What lines below contain the string "Timers"? List them all.

Entries from a dataset of interfaces
● ● ●

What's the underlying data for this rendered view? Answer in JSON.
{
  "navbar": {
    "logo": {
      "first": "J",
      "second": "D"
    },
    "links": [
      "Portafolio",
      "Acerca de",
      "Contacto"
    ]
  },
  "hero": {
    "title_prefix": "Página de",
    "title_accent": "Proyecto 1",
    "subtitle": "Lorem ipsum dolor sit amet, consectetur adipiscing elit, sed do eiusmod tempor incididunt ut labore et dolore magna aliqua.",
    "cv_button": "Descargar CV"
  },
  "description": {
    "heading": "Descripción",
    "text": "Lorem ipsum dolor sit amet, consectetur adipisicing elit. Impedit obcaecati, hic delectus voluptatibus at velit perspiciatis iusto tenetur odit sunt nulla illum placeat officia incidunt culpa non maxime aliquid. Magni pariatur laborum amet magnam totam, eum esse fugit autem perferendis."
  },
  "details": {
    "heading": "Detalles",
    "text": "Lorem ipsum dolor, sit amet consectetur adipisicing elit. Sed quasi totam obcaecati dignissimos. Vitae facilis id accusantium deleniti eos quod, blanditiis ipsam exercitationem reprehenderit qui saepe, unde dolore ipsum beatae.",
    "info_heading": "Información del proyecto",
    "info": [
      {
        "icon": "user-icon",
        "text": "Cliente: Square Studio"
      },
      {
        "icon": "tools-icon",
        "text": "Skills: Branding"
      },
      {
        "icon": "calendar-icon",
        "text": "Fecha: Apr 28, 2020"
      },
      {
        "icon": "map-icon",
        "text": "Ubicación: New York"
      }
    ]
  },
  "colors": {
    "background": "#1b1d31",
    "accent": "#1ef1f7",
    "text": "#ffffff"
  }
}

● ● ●

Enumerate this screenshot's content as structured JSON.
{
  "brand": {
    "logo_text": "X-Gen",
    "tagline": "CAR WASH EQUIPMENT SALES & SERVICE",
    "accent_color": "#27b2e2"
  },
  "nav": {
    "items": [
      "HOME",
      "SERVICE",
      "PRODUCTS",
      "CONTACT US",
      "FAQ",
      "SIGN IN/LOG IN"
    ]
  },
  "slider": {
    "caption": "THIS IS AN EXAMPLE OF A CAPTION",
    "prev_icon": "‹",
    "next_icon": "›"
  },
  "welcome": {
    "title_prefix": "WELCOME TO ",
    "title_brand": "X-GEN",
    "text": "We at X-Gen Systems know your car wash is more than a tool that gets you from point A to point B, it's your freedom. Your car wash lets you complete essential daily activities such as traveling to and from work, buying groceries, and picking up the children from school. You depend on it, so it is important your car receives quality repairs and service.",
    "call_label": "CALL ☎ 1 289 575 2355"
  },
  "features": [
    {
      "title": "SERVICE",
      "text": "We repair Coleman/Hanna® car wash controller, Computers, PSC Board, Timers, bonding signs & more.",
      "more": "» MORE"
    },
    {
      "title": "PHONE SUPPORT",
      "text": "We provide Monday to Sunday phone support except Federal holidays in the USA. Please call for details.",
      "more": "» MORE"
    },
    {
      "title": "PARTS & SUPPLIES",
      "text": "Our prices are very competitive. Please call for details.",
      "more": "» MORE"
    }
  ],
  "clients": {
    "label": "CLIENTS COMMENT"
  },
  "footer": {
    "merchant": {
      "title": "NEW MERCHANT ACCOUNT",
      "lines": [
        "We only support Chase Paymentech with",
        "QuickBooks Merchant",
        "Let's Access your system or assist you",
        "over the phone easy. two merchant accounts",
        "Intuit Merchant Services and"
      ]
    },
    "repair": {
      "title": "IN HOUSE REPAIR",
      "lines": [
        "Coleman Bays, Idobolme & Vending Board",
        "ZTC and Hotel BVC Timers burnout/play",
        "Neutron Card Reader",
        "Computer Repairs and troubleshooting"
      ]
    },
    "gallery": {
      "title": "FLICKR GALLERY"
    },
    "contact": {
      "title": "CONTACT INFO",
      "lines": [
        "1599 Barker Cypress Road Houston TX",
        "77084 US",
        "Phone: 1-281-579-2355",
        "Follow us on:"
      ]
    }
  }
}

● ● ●

▸ EXERCISE RESULT
      "text": "We repair Coleman/Hanna® car wash controller, Computers, PSC Board, Timers, bonding signs & more.",
        "ZTC and Hotel BVC Timers burnout/play",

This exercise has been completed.